*** Records to process ***
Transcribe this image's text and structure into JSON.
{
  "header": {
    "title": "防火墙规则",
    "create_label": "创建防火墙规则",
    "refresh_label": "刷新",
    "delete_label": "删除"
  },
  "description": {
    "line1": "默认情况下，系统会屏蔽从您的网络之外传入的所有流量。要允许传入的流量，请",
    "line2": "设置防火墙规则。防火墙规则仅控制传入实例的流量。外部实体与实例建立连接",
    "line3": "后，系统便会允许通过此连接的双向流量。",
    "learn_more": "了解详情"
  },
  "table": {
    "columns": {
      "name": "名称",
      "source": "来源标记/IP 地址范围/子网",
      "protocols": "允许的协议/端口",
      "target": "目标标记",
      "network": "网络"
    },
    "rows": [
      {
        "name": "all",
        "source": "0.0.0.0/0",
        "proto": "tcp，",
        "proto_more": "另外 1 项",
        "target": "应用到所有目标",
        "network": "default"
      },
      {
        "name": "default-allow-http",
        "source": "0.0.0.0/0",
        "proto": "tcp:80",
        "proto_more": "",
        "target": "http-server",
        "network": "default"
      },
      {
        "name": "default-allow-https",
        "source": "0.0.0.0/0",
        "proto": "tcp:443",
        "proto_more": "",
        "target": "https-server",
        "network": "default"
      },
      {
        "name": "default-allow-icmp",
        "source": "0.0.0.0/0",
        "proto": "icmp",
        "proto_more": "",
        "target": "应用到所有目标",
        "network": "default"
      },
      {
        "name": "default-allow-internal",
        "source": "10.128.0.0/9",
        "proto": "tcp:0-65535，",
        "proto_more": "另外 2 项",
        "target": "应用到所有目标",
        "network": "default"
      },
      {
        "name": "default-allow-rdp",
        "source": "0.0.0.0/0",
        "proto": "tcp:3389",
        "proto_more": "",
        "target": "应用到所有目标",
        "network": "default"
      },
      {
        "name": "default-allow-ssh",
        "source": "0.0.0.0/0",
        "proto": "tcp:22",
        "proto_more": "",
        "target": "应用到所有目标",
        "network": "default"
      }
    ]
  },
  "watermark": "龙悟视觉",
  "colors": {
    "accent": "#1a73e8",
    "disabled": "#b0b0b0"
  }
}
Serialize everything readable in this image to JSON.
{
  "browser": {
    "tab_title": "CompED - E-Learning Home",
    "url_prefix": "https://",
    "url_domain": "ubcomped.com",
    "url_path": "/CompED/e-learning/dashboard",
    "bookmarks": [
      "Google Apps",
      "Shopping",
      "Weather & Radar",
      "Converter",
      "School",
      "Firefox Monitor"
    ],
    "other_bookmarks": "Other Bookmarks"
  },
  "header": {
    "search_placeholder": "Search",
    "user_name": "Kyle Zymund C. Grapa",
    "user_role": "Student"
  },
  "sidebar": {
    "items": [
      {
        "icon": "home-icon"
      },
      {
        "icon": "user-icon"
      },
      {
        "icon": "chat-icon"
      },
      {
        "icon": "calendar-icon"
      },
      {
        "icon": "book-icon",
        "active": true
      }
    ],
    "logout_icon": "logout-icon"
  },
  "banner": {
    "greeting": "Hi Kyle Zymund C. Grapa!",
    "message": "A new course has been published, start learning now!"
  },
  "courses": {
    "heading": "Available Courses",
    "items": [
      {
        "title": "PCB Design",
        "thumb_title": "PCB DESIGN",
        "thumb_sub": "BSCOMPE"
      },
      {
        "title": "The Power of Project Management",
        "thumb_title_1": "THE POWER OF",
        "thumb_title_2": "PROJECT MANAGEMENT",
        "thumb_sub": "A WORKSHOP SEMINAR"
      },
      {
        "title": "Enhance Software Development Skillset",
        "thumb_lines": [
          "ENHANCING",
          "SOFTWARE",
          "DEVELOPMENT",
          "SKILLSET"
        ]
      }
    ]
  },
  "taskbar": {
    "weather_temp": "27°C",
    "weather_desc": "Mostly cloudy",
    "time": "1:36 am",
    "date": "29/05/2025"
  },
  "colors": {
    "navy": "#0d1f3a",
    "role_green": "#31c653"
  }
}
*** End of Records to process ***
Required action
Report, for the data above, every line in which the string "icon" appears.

Your solution
        "icon": "home-icon"
        "icon": "user-icon"
        "icon": "chat-icon"
        "icon": "calendar-icon"
        "icon": "book-icon",
    "logout_icon": "logout-icon"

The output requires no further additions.